Press Release – Joint Press Release
Maori and conservation voices say the outcome of the local body elections shows a landslide of votes against Wayne Brown and his support for mineral exploration and toxic mining, with more changes needed to stop public money being used to promote …Landslide Election Result against Toxic Mining
Kerikeri, 18 October, 2013 – Maori and conservation voices say the outcome of the local body elections shows a landslide of votes against Wayne Brown and his support for mineral exploration and toxic mining, with more changes needed to stop public money being used to promote the region as a mining destination.
“The landslide defeat of Wayne Brown as Far North district Mayor can partly be viewed as a protest vote against his personal toxic mining aspirations for the region,” said Bryce Smith, for Te Wakameninga o nga hapū Ngapuhi. “The outcome should send a very clear message to the Government and corporations interested in toxic mining and deep sea oil drilling: You’re not welcome. This is not the future we want and we won’t have it forced on us”.

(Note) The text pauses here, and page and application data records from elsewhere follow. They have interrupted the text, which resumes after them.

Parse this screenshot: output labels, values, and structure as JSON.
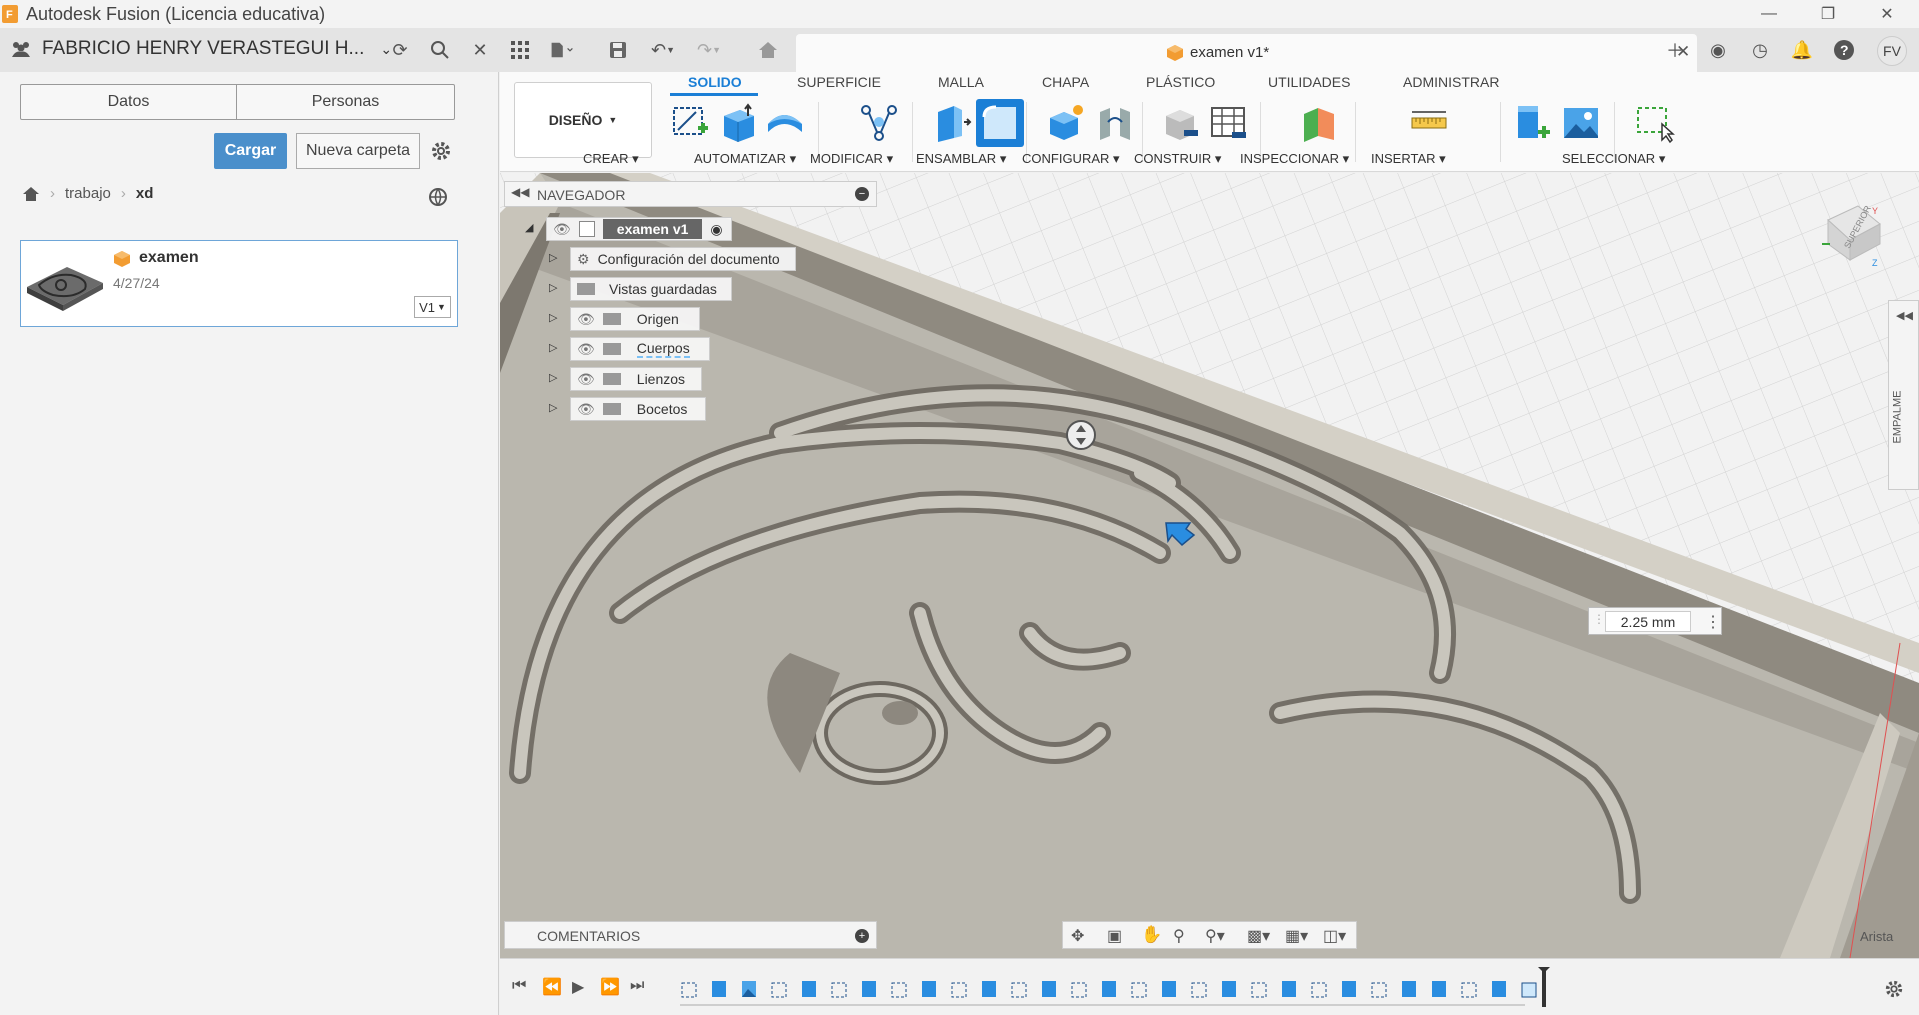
{
  "window": {
    "title": "Autodesk Fusion (Licencia educativa)"
  },
  "appbar": {
    "user_name": "FABRICIO HENRY VERASTEGUI H...",
    "document_tab": "examen v1*",
    "user_initials": "FV"
  },
  "data_panel": {
    "tabs": [
      "Datos",
      "Personas"
    ],
    "upload_label": "Cargar",
    "new_folder_label": "Nueva carpeta",
    "breadcrumb": [
      "trabajo",
      "xd"
    ],
    "file": {
      "name": "examen",
      "date": "4/27/24",
      "version": "V1"
    }
  },
  "toolbar": {
    "workspace": "DISEÑO",
    "tabs": [
      "SOLIDO",
      "SUPERFICIE",
      "MALLA",
      "CHAPA",
      "PLÁSTICO",
      "UTILIDADES",
      "ADMINISTRAR"
    ],
    "active_tab": "SOLIDO",
    "groups": [
      "CREAR",
      "AUTOMATIZAR",
      "MODIFICAR",
      "ENSAMBLAR",
      "CONFIGURAR",
      "CONSTRUIR",
      "INSPECCIONAR",
      "INSERTAR",
      "SELECCIONAR"
    ]
  },
  "browser": {
    "title": "NAVEGADOR",
    "root": "examen v1",
    "items": [
      "Configuración del documento",
      "Vistas guardadas",
      "Origen",
      "Cuerpos",
      "Lienzos",
      "Bocetos"
    ]
  },
  "comments_label": "COMENTARIOS",
  "dimension_value": "2.25 mm",
  "side_panel_label": "EMPALME",
  "viewcube_label": "SUPERIOR",
  "corner_label": "Arista",
  "colors": {
    "accent": "#1b7fd6",
    "primary_button": "#4a8fcb",
    "fusion_orange": "#f29c32",
    "model_surface": "#b9b6ae"
  }
}
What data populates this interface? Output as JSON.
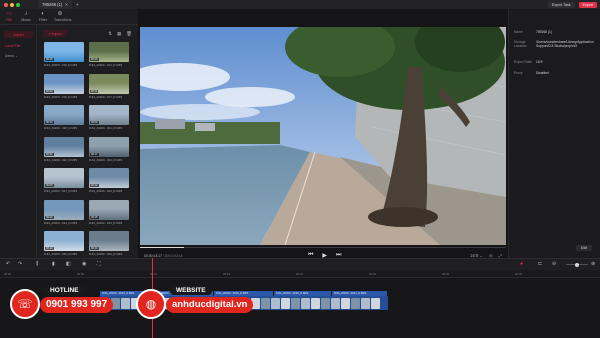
{
  "window": {
    "tab_title": "789268 (1)",
    "export_task": "Export Task",
    "export": "Export"
  },
  "toolbar": {
    "tools": [
      {
        "label": "File",
        "icon": "file-icon"
      },
      {
        "label": "Music",
        "icon": "music-icon"
      },
      {
        "label": "Filter",
        "icon": "filter-icon"
      },
      {
        "label": "Transitions",
        "icon": "transition-icon"
      }
    ],
    "player_label": "Player",
    "info_label": "Project Information"
  },
  "sidebar": {
    "import_label": "Import",
    "local_file": "Local File",
    "demo": "Demo"
  },
  "media": {
    "import_label": "+ Import",
    "items": [
      {
        "name": "DJI4_20200...010_D.MP4",
        "dur": "00:25"
      },
      {
        "name": "DJI4_20200...012_D.MP4",
        "dur": "00:19"
      },
      {
        "name": "DJI4_20200...016_D.MP4",
        "dur": "00:22"
      },
      {
        "name": "DJI4_20200...017_D.MP4",
        "dur": "00:11"
      },
      {
        "name": "DJI4_20200...018_D.MP4",
        "dur": "00:14"
      },
      {
        "name": "DJI4_20200...021_D.MP4",
        "dur": "00:09"
      },
      {
        "name": "DJI4_20200...022_D.MP4",
        "dur": "00:31"
      },
      {
        "name": "DJI4_20200...026_D.MP4",
        "dur": "00:17"
      },
      {
        "name": "DJI4_20200...027_D.MP4",
        "dur": "00:08"
      },
      {
        "name": "DJI4_20200...030_D.MP4",
        "dur": "00:12"
      },
      {
        "name": "DJI4_20200...031_D.MP4",
        "dur": "00:20"
      },
      {
        "name": "DJI4_20200...033_D.MP4",
        "dur": "00:15"
      },
      {
        "name": "DJI4_20200...035_D.MP4",
        "dur": "00:10"
      },
      {
        "name": "DJI4_20200...036_D.MP4",
        "dur": "00:13"
      }
    ]
  },
  "player": {
    "timecode": "00:00:13:17",
    "total": "/ 00:01:02:15",
    "ratio": "16:9",
    "progress_fraction": 0.12
  },
  "info": {
    "rows": [
      {
        "k": "Name",
        "v": "789268 (1)"
      },
      {
        "k": "Storage Location",
        "v": "/Users/wondershare/Library/Application Support/DJI Studio/project/2"
      },
      {
        "k": "Export Ratio",
        "v": "16:9"
      },
      {
        "k": "Proxy",
        "v": "Disabled"
      }
    ],
    "edit": "Edit"
  },
  "timeline": {
    "ruler": [
      "00:00",
      "00:05",
      "00:10",
      "00:15",
      "00:20",
      "00:25",
      "00:30",
      "00:35"
    ],
    "clip_labels": [
      "DJI4_20200...0010_D.MP4",
      "DJI4_20200...0012_D.MP4",
      "DJI4_20200...0016_D.MP4",
      "DJI4_20200...0018_D.MP4",
      "DJI4_20200...0021_D.MP4"
    ]
  },
  "promo": {
    "hotline_label": "HOTLINE",
    "hotline_number": "0901 993 997",
    "website_label": "WEBSITE",
    "website_url": "anhducdigital.vn"
  },
  "colors": {
    "accent": "#e0314a",
    "clip_blue": "#2b58a8",
    "promo_red": "#e0261f"
  }
}
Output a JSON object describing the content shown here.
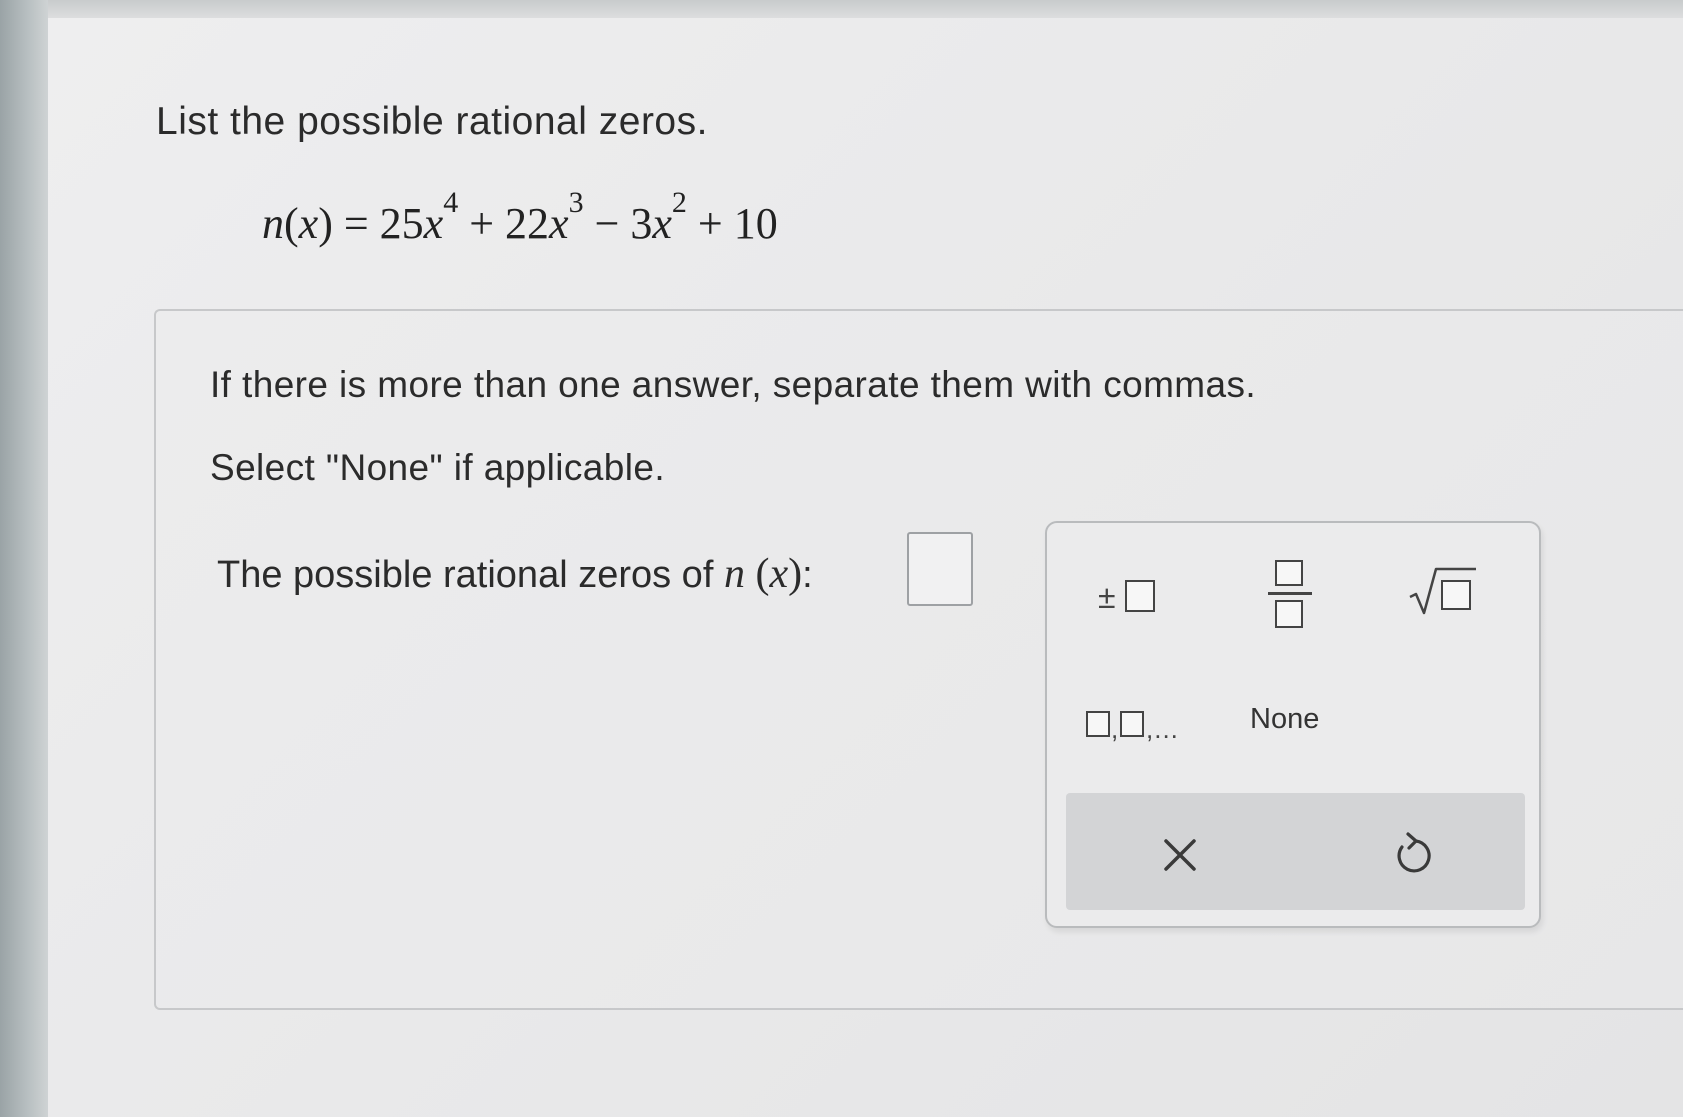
{
  "question": {
    "title": "List the possible rational zeros."
  },
  "equation": {
    "func": "n",
    "lparen": "(",
    "var": "x",
    "rparen": ")",
    "equals": " = 25",
    "x1": "x",
    "exp1": "4",
    "mid1": " + 22",
    "x2": "x",
    "exp2": "3",
    "mid2": " − 3",
    "x3": "x",
    "exp3": "2",
    "tail": " + 10"
  },
  "instructions": {
    "line1": "If there is more than one answer, separate them with commas.",
    "line2": "Select \"None\" if applicable."
  },
  "prompt": {
    "label": "The possible rational zeros of ",
    "func": "n",
    "lparen": " (",
    "var": "x",
    "rparen": ")",
    "colon": ":"
  },
  "answer": {
    "value": ""
  },
  "palette": {
    "plusminus_symbol": "±",
    "list_comma": ",",
    "list_tail": ",...",
    "none_label": "None",
    "clear_icon": "x-icon",
    "undo_icon": "undo-icon"
  }
}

“It’s appropriate now for the Northland Regional Council to disestablish the Explore Northland Minerals Group, an arm of Northland Inc”, says Forest and Bird Far North branch Chairperson Dean Baigent-Mercer. “Wayne Brown has been Chair of this group which has been used as a publicly funded platform to promote mining. The public money spent in Wayne Brown’s roles to promote mining has been deeply unpopular and controversial”.
Wayne Brown’s public roles saw him paid as Far North Mayor, as Chair of the Explore Northland Minerals Group of Northland Inc and for two trips to mining world tradeshows in Canada to promote mining in Northland.
Wayne Brown’s personal business interests saw a new mineral exploration company, Tai Tokerau Minerals Ltd, created and then granted two mineral exploration permits in the Whangaroa catchment in June. But during the recent election campaign two more areas in Whangaroa were revealed to have been applied for. The Whangaroa catchment contains 15-20% of gold deposits in Northland. However to extract this would create toxic waste that would need to be contained in a flood prone area. Conservatively 18 tonnes of toxic waste is created to make one gold ring. (Conversion of US 20 short tons to metric = 18.14 tonnes.)
“We have a big challenge ahead to clean up the waterways of the north without adding the possibility toxic waste into the mix”, said Bryce Smith.” If mining companies are interested in Northland, they can pay for all their work themselves. We need to protect what’s most important to us. We need to build on Northland’s advantage of being GE-free and also be proudly deep sea oil free and toxic mining free too”.
In late 2011, an aerial magnetic survey for minerals costing $2 million of public money was carried out over nearly all land, private, public and land under Treaty claim between Wellsford and Cape Reinga. Landowners did not consent to this mineral exploration and the information was used to market Northland as a mining destination to corporations overseas.